PROBLEM TO SOLVE:
Would you output all the entries below without altering a word?

MATERIAL PROVIDED:
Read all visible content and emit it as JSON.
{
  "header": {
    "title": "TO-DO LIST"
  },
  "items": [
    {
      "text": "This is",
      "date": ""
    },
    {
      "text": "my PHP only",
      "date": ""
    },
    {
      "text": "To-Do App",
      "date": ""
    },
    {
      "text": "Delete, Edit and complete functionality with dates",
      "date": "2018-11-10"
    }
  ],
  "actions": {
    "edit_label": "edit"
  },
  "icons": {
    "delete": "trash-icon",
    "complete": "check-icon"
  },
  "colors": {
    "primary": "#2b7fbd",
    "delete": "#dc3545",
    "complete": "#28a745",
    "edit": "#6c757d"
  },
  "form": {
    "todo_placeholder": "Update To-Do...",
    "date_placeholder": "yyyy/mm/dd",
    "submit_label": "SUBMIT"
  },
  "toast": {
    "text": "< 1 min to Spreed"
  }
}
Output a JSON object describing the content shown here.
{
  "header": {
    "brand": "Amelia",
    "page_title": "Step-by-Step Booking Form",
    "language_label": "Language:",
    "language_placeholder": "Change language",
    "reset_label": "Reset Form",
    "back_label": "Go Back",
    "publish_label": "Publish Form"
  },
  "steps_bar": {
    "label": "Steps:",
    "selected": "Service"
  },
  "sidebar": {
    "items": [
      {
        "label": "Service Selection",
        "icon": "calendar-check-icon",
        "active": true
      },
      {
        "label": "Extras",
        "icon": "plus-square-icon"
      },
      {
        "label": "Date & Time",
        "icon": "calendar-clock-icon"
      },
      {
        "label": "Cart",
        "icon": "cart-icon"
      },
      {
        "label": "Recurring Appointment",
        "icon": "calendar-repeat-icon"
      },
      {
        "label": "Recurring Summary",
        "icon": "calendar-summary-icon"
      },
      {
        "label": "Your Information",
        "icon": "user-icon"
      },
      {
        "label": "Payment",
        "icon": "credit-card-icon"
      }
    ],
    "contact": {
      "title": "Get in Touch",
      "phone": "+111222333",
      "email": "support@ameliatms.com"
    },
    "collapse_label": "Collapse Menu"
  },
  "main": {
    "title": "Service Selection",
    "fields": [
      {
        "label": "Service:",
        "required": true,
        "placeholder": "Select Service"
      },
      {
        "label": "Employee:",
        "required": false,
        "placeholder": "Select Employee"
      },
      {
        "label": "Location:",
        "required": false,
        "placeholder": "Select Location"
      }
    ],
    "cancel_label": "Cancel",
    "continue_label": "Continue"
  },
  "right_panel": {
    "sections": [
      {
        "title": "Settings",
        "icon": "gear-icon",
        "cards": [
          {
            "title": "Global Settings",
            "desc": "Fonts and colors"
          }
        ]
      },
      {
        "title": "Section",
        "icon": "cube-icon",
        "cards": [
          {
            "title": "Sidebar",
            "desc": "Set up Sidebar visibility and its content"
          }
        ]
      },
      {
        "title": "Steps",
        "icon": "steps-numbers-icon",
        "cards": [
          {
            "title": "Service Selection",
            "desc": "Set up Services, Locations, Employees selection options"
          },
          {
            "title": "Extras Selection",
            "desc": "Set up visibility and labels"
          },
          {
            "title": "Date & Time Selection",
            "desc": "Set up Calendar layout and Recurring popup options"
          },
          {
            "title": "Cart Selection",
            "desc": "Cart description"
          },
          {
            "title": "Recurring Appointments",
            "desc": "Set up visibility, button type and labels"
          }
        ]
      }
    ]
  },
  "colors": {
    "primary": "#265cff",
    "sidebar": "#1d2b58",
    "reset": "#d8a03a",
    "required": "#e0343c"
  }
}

YOUR SOLUTION:
Read all visible content and emit it as JSON.
{
  "header": {
    "title": "TO-DO LIST"
  },
  "items": [
    {
      "text": "This is",
      "date": ""
    },
    {
      "text": "my PHP only",
      "date": ""
    },
    {
      "text": "To-Do App",
      "date": ""
    },
    {
      "text": "Delete, Edit and complete functionality with dates",
      "date": "2018-11-10"
    }
  ],
  "actions": {
    "edit_label": "edit"
  },
  "icons": {
    "delete": "trash-icon",
    "complete": "check-icon"
  },
  "colors": {
    "primary": "#2b7fbd",
    "delete": "#dc3545",
    "complete": "#28a745",
    "edit": "#6c757d"
  },
  "form": {
    "todo_placeholder": "Update To-Do...",
    "date_placeholder": "yyyy/mm/dd",
    "submit_label": "SUBMIT"
  },
  "toast": {
    "text": "< 1 min to Spreed"
  }
}
Output a JSON object describing the content shown here.
{
  "header": {
    "brand": "Amelia",
    "page_title": "Step-by-Step Booking Form",
    "language_label": "Language:",
    "language_placeholder": "Change language",
    "reset_label": "Reset Form",
    "back_label": "Go Back",
    "publish_label": "Publish Form"
  },
  "steps_bar": {
    "label": "Steps:",
    "selected": "Service"
  },
  "sidebar": {
    "items": [
      {
        "label": "Service Selection",
        "icon": "calendar-check-icon",
        "active": true
      },
      {
        "label": "Extras",
        "icon": "plus-square-icon"
      },
      {
        "label": "Date & Time",
        "icon": "calendar-clock-icon"
      },
      {
        "label": "Cart",
        "icon": "cart-icon"
      },
      {
        "label": "Recurring Appointment",
        "icon": "calendar-repeat-icon"
      },
      {
        "label": "Recurring Summary",
        "icon": "calendar-summary-icon"
      },
      {
        "label": "Your Information",
        "icon": "user-icon"
      },
      {
        "label": "Payment",
        "icon": "credit-card-icon"
      }
    ],
    "contact": {
      "title": "Get in Touch",
      "phone": "+111222333",
      "email": "support@ameliatms.com"
    },
    "collapse_label": "Collapse Menu"
  },
  "main": {
    "title": "Service Selection",
    "fields": [
      {
        "label": "Service:",
        "required": true,
        "placeholder": "Select Service"
      },
      {
        "label": "Employee:",
        "required": false,
        "placeholder": "Select Employee"
      },
      {
        "label": "Location:",
        "required": false,
        "placeholder": "Select Location"
      }
    ],
    "cancel_label": "Cancel",
    "continue_label": "Continue"
  },
  "right_panel": {
    "sections": [
      {
        "title": "Settings",
        "icon": "gear-icon",
        "cards": [
          {
            "title": "Global Settings",
            "desc": "Fonts and colors"
          }
        ]
      },
      {
        "title": "Section",
        "icon": "cube-icon",
        "cards": [
          {
            "title": "Sidebar",
            "desc": "Set up Sidebar visibility and its content"
          }
        ]
      },
      {
        "title": "Steps",
        "icon": "steps-numbers-icon",
        "cards": [
          {
            "title": "Service Selection",
            "desc": "Set up Services, Locations, Employees selection options"
          },
          {
            "title": "Extras Selection",
            "desc": "Set up visibility and labels"
          },
          {
            "title": "Date & Time Selection",
            "desc": "Set up Calendar layout and Recurring popup options"
          },
          {
            "title": "Cart Selection",
            "desc": "Cart description"
          },
          {
            "title": "Recurring Appointments",
            "desc": "Set up visibility, button type and labels"
          }
        ]
      }
    ]
  },
  "colors": {
    "primary": "#265cff",
    "sidebar": "#1d2b58",
    "reset": "#d8a03a",
    "required": "#e0343c"
  }
}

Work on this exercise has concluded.